Gurf Morlix won mainstream recognition during his time as Lucinda Williams’ guitar player, musical director and producer. After they had a falling out over the band’s musical direction, Morlix moved on and became a freelance producer. Since then, he’s helmed projects by a diverse set of country and Americana artists including Robert Earl Keen, Ray Wylie Hubbard, Ian McLagan, Slaid Cleaves and Mary Gauthier, as well as his own records.
Morlix has been writing songs almost as long as he’s been playing guitar (and a dozen other instruments). Although he was reticent to share his own tunes at first, he’s released nine albums since 2000, including the current Eatin’ at Me. Morlix lives in Texas, and is identified with the Austin music scene, but he was actually born in New York state and grew up near Buffalo.
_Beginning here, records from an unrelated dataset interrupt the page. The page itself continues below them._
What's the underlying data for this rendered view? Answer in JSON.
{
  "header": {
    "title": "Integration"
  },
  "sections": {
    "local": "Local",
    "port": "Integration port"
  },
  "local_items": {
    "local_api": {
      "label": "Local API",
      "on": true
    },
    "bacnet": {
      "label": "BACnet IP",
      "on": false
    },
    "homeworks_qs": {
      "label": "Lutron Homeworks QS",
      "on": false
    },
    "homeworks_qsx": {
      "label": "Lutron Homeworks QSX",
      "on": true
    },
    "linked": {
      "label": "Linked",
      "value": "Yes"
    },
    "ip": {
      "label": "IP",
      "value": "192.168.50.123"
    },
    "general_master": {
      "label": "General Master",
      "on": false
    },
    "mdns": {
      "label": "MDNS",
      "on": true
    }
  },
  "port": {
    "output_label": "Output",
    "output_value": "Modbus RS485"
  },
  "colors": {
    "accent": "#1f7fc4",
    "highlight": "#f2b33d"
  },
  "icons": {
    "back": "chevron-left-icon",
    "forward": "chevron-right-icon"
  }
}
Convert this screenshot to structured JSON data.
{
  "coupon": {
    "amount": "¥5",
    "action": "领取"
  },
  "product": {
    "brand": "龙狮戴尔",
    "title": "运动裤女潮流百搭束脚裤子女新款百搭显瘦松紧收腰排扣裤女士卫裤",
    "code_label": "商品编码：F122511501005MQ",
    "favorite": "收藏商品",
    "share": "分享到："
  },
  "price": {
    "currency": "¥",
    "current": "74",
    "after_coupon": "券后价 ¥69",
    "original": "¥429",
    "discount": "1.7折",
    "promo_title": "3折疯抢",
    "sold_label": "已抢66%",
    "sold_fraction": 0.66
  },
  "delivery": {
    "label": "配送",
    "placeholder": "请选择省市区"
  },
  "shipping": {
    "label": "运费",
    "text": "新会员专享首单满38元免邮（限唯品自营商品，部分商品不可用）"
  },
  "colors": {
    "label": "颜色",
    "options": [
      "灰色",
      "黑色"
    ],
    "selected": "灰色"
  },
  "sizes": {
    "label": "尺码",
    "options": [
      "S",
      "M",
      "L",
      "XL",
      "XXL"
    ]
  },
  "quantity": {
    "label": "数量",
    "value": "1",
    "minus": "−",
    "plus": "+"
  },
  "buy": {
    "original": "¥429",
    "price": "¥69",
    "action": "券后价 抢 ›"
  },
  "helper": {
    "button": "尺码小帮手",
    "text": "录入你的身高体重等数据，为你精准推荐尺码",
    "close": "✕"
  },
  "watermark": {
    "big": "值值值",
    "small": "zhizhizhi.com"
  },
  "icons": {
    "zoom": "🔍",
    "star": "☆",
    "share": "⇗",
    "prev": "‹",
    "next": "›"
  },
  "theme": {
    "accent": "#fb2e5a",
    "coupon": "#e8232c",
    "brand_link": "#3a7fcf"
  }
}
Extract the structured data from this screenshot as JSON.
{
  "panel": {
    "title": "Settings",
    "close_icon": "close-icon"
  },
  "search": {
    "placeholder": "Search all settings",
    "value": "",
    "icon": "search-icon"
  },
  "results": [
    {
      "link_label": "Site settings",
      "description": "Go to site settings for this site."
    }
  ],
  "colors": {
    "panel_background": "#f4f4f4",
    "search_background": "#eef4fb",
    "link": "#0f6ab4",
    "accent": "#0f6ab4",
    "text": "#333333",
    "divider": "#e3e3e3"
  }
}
His East Coast upbringing is the subject of most of the songs on Eatin at Me, a collection filled with the gritty, darkly humorous songs that have made him an underground favorite. On this album he plays guitar, bass, mandolin, mandocello, dobro, pedal steel, Weissenborn lap steel, banjo and harmonica. His pal Rick Richards contributes drums, and the result is the sound of a real, down and dirty country rock band.
This album opens with “Dirty Old Buffalo” a slow moody ballad that takes us for a car ride through a landscape blasted by the smoke belching out of industrial smokestacks. Big twangy guitars and Hammond B3 accents gives the tune a grim aura complimented by Morlix’s deadpan vocal. Richards supplies a funereal backbeat to “Elephant’s Graveyard,” a country blues that describes closing time at a bar in a working class neighborhood that’s populated by broken men who sit around staring at the walls and wondering haw they’re going get through the night.
“The Dog I Am” features a muted, icy guitar line and a subliminal backbeat, and paints the portrait of man who seems to be proud of all the bad choices he’s made in his life. Morlix puts an ironic spin on lyric with a sadly resigned vocal: “I piss where I like and I like a tree, but I’ll take a hydrant presented to me. I’ll take a dump whenever I move, wherever I am, got nothing to prove.” Things spark up, at least musically on “Dinah,” a bouncy rocker with solid bluesy guitar work. It’s got a beat you can dance to, but Dinah is just as lost as the other characters in the Morlix universe, sowing seeds of heartache as she dances around the room.
“Born In Lackawanna” takes us back out onto the smog-drenched streets of a town so polluted “you could cut the air with a knife” and shows us a few snapshots of the working class folks who are struggling to make ends meet. “Blue Smoke” closes the album with another portrait of a man trying to fight his way out of the city that’s slowly suffocating him, emotionally and physically. He’s hoping to escape in his car, but as Morlix notes, “there’s blue smoke hanging in the air and your pistons may be blown.” There’s not a lot of light in these tunes, but Morlix fills views his protagonists with a sense of compassion that offers a glimmer of light, even to the darkest scenarios.